Palau fantail

The Palau fantail (Rhipidura lepida) is a species of bird in the fantail family Rhipiduridae. It is endemic to Palau.

Palau fantail
Palau Fantail Rhipidura lepida photographed in Koror Palau in 2013 by Devon Pike.jpg
Scientific classification edit
Kingdom: Animalia
Phylum: Chordata
Class: Aves
Order: Passeriformes
Family: Rhipiduridae
Genus: Rhipidura
Species:
R. lepida
Binomial name
Rhipidura lepida

Taxonomy and systematicsEdit

The species is closely related to and forms a superspecies with the long-tailed fantail of the Tanimbar Islands, the Sulawesi fantail of Sulawesi, the tawny-backed fantail of Buru and the streak-breasted fantail of Seram, all in Indonesia. The specific name, lepida, was given to the species when it was described by Hartlaub and Finsch in 1868, and is Latin, lepidus for charming.[2]

DescriptionEdit

The Palau fantail is a typical fantail, short-bodied and long-tailed, measuring 18 cm (7.1 in). The crown, nape, back and upper tail are cinnamon. The throat and malar are white and the breast is black, the wings are black edged with cinnamon, and the belly is white. The tail is black tipped with rufous. The sexes are the same in plumage but the females are slightly smaller. Juveniles have brown upperparts, and dingy white throats.[2]

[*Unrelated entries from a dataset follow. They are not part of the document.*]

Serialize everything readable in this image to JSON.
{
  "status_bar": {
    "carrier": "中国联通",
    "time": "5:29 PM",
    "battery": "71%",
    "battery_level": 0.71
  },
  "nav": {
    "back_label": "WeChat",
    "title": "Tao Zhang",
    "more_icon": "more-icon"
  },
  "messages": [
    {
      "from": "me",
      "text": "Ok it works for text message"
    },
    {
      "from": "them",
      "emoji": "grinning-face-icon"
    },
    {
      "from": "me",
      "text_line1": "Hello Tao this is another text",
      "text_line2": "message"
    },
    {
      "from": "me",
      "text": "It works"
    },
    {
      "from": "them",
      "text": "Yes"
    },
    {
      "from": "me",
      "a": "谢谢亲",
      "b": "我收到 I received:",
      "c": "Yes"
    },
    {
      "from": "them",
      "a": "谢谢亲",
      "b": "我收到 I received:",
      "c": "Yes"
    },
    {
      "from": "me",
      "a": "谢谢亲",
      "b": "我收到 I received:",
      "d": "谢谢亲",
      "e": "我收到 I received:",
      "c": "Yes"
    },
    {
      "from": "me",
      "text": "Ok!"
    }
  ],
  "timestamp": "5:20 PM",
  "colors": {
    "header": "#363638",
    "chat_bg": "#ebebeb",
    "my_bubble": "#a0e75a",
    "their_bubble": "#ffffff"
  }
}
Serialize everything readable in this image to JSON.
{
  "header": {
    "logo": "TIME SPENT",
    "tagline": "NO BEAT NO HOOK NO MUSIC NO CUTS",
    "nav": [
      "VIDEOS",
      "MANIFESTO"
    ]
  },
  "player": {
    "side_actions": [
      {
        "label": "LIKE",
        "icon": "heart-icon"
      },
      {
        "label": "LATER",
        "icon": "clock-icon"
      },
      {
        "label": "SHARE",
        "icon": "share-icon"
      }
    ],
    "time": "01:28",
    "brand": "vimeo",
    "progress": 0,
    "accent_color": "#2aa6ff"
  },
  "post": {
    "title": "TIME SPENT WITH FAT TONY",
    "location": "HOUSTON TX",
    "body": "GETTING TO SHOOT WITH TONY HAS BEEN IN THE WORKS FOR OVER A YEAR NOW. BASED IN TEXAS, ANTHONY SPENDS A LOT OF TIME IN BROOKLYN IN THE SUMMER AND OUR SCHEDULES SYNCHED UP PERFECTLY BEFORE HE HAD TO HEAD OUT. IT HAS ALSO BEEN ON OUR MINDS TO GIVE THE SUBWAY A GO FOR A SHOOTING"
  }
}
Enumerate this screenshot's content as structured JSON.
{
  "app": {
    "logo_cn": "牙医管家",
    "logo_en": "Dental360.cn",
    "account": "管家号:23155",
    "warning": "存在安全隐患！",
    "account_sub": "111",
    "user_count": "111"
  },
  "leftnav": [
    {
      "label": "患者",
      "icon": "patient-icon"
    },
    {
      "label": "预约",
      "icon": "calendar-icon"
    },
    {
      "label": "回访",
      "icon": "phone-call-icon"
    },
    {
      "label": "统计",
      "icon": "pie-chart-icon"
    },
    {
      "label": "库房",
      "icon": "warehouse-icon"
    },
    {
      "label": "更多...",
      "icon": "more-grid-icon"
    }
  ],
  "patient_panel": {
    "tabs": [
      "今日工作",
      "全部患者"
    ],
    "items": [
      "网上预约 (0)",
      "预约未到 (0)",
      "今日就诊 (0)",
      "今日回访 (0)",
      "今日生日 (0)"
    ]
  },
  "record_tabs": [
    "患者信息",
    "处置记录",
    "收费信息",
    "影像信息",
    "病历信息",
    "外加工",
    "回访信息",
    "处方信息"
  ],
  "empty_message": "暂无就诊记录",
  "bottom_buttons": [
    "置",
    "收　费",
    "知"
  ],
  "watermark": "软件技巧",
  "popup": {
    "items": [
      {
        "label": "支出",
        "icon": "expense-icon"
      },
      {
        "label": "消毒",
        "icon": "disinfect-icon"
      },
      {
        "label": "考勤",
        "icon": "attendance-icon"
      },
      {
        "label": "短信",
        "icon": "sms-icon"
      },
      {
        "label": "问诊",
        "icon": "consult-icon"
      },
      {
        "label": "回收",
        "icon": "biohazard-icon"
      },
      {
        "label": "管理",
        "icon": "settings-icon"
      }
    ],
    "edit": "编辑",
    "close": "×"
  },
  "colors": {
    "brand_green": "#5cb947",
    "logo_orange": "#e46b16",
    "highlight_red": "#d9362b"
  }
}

Habitat and distributionEdit

The Palau fantail is endemic to Palau in the Pacific Ocean, where it can be found on Babeldaob (the largest island), Koror, Urukthapel, Eil Malk and Peleliu. The species is found in forests, including mature primary forests, secondary growth and forest patches in ravines in savannah. It will occasionally enter scrub and is found, albeit infrequently, in mangrove forests. The species is non-migratory.[2]

BehaviourEdit

The Palau fantail is an active feeder, hopping and flying while searching for prey, which can be caught in the air from or gleaned from vegetation. It moves through the subcanopy and undergrowth of the forest, occasionally, taking prey from tree trunks and rocks.[2]

Very little is known about its breeding behaviour. Its nest is a tightly woven cup with a trailing tail set in a fork in a branch.[2]

Status and conservationEdit

The Palau fantail is not considered to be threatened with extinction. It is a restricted range species, being only found in Palau, but can be common within its range, and is thought to have increased in numbers since the 1930-1940s. It is one of the more common forest birds in Palau, and is listed as least concern by the IUCN.[2]

ReferencesEdit

  1. ^ BirdLife International (2012). "Rhipidura lepida". IUCN Red List of Threatened Species. 2012. Retrieved 26 November 2013.
  2. ^ a b c d e f Boles, W. (2017). Palau Fantail (Rhipidura lepida). In: del Hoyo, J., Elliott, A., Sargatal, J., Christie, D.A. & de Juana, E. (eds.). Handbook of the Birds of the World Alive. Lynx Edicions, Barcelona. (retrieved from http://www.hbw.com/node/59158 on 26 March 2017).